BEGIN Exercise materials

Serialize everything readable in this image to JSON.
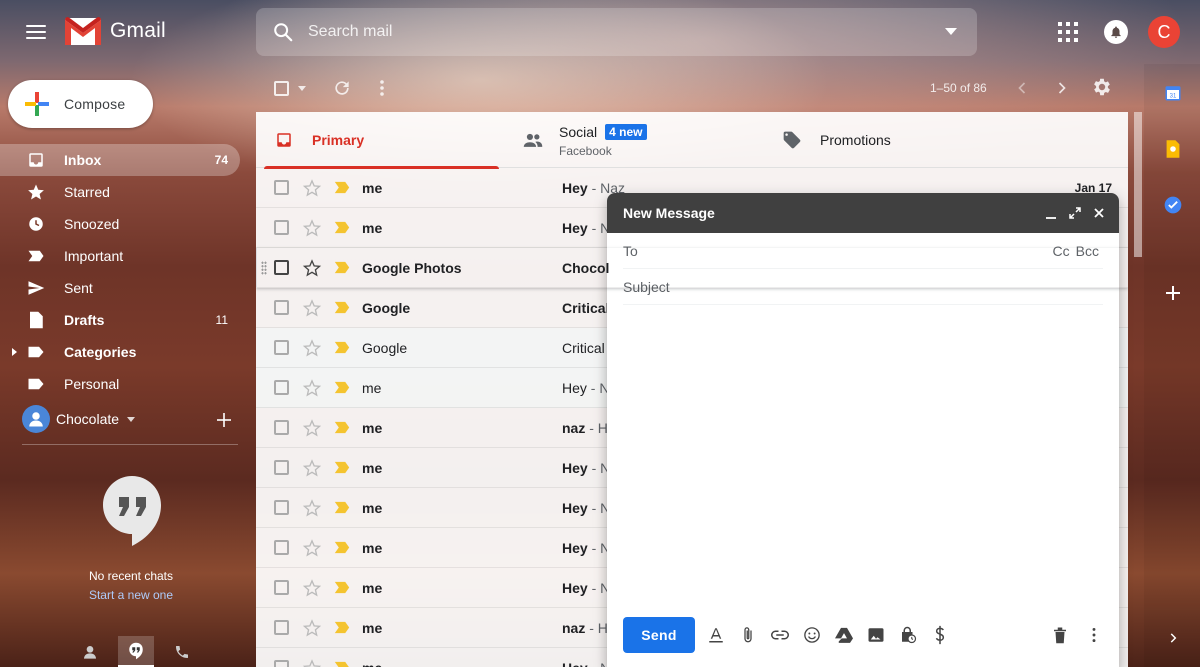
{
  "header": {
    "app_name": "Gmail",
    "search_placeholder": "Search mail",
    "avatar_letter": "C",
    "icons": [
      "menu-icon",
      "search-icon",
      "apps-icon",
      "notifications-icon"
    ]
  },
  "colors": {
    "gmail_red": "#d93025",
    "accent_blue": "#1a73e8",
    "avatar_red": "#ea4335",
    "important_yellow": "#f4c430"
  },
  "sidebar": {
    "compose_label": "Compose",
    "items": [
      {
        "label": "Inbox",
        "count": "74",
        "icon": "inbox-icon"
      },
      {
        "label": "Starred",
        "count": "",
        "icon": "star-icon"
      },
      {
        "label": "Snoozed",
        "count": "",
        "icon": "clock-icon"
      },
      {
        "label": "Important",
        "count": "",
        "icon": "important-icon"
      },
      {
        "label": "Sent",
        "count": "",
        "icon": "send-icon"
      },
      {
        "label": "Drafts",
        "count": "11",
        "icon": "draft-icon"
      },
      {
        "label": "Categories",
        "count": "",
        "icon": "label-icon"
      },
      {
        "label": "Personal",
        "count": "",
        "icon": "label-icon"
      }
    ],
    "hangouts_user": "Chocolate",
    "no_chats": "No recent chats",
    "start_chat": "Start a new one"
  },
  "toolbar": {
    "pagination": "1–50 of 86"
  },
  "tabs": {
    "primary": "Primary",
    "social": "Social",
    "social_badge": "4 new",
    "social_sub": "Facebook",
    "promotions": "Promotions"
  },
  "emails": [
    {
      "sender": "me",
      "subject": "Hey",
      "snippet": " - Naz",
      "date": "Jan 17",
      "unread": true
    },
    {
      "sender": "me",
      "subject": "Hey",
      "snippet": " - N",
      "date": "",
      "unread": true
    },
    {
      "sender": "Google Photos",
      "subject": "Chocol",
      "snippet": "",
      "date": "",
      "unread": true
    },
    {
      "sender": "Google",
      "subject": "Critical",
      "snippet": "",
      "date": "",
      "unread": true
    },
    {
      "sender": "Google",
      "subject": "Critical",
      "snippet": "",
      "date": "",
      "unread": false
    },
    {
      "sender": "me",
      "subject": "Hey",
      "snippet": " - N",
      "date": "",
      "unread": false
    },
    {
      "sender": "me",
      "subject": "naz",
      "snippet": " - H",
      "date": "",
      "unread": true
    },
    {
      "sender": "me",
      "subject": "Hey",
      "snippet": " - N",
      "date": "",
      "unread": true
    },
    {
      "sender": "me",
      "subject": "Hey",
      "snippet": " - N",
      "date": "",
      "unread": true
    },
    {
      "sender": "me",
      "subject": "Hey",
      "snippet": " - N",
      "date": "",
      "unread": true
    },
    {
      "sender": "me",
      "subject": "Hey",
      "snippet": " - N",
      "date": "",
      "unread": true
    },
    {
      "sender": "me",
      "subject": "naz",
      "snippet": " - H",
      "date": "",
      "unread": true
    },
    {
      "sender": "me",
      "subject": "Hey",
      "snippet": " - N",
      "date": "",
      "unread": true
    }
  ],
  "compose_window": {
    "title": "New Message",
    "to_label": "To",
    "cc": "Cc",
    "bcc": "Bcc",
    "subject_placeholder": "Subject",
    "send_label": "Send"
  }
}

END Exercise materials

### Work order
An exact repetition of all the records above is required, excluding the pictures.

### Output of the exercise
Serialize everything readable in this image to JSON.
{
  "header": {
    "app_name": "Gmail",
    "search_placeholder": "Search mail",
    "avatar_letter": "C",
    "icons": [
      "menu-icon",
      "search-icon",
      "apps-icon",
      "notifications-icon"
    ]
  },
  "colors": {
    "gmail_red": "#d93025",
    "accent_blue": "#1a73e8",
    "avatar_red": "#ea4335",
    "important_yellow": "#f4c430"
  },
  "sidebar": {
    "compose_label": "Compose",
    "items": [
      {
        "label": "Inbox",
        "count": "74",
        "icon": "inbox-icon"
      },
      {
        "label": "Starred",
        "count": "",
        "icon": "star-icon"
      },
      {
        "label": "Snoozed",
        "count": "",
        "icon": "clock-icon"
      },
      {
        "label": "Important",
        "count": "",
        "icon": "important-icon"
      },
      {
        "label": "Sent",
        "count": "",
        "icon": "send-icon"
      },
      {
        "label": "Drafts",
        "count": "11",
        "icon": "draft-icon"
      },
      {
        "label": "Categories",
        "count": "",
        "icon": "label-icon"
      },
      {
        "label": "Personal",
        "count": "",
        "icon": "label-icon"
      }
    ],
    "hangouts_user": "Chocolate",
    "no_chats": "No recent chats",
    "start_chat": "Start a new one"
  },
  "toolbar": {
    "pagination": "1–50 of 86"
  },
  "tabs": {
    "primary": "Primary",
    "social": "Social",
    "social_badge": "4 new",
    "social_sub": "Facebook",
    "promotions": "Promotions"
  },
  "emails": [
    {
      "sender": "me",
      "subject": "Hey",
      "snippet": " - Naz",
      "date": "Jan 17",
      "unread": true
    },
    {
      "sender": "me",
      "subject": "Hey",
      "snippet": " - N",
      "date": "",
      "unread": true
    },
    {
      "sender": "Google Photos",
      "subject": "Chocol",
      "snippet": "",
      "date": "",
      "unread": true
    },
    {
      "sender": "Google",
      "subject": "Critical",
      "snippet": "",
      "date": "",
      "unread": true
    },
    {
      "sender": "Google",
      "subject": "Critical",
      "snippet": "",
      "date": "",
      "unread": false
    },
    {
      "sender": "me",
      "subject": "Hey",
      "snippet": " - N",
      "date": "",
      "unread": false
    },
    {
      "sender": "me",
      "subject": "naz",
      "snippet": " - H",
      "date": "",
      "unread": true
    },
    {
      "sender": "me",
      "subject": "Hey",
      "snippet": " - N",
      "date": "",
      "unread": true
    },
    {
      "sender": "me",
      "subject": "Hey",
      "snippet": " - N",
      "date": "",
      "unread": true
    },
    {
      "sender": "me",
      "subject": "Hey",
      "snippet": " - N",
      "date": "",
      "unread": true
    },
    {
      "sender": "me",
      "subject": "Hey",
      "snippet": " - N",
      "date": "",
      "unread": true
    },
    {
      "sender": "me",
      "subject": "naz",
      "snippet": " - H",
      "date": "",
      "unread": true
    },
    {
      "sender": "me",
      "subject": "Hey",
      "snippet": " - N",
      "date": "",
      "unread": true
    }
  ],
  "compose_window": {
    "title": "New Message",
    "to_label": "To",
    "cc": "Cc",
    "bcc": "Bcc",
    "subject_placeholder": "Subject",
    "send_label": "Send"
  }
}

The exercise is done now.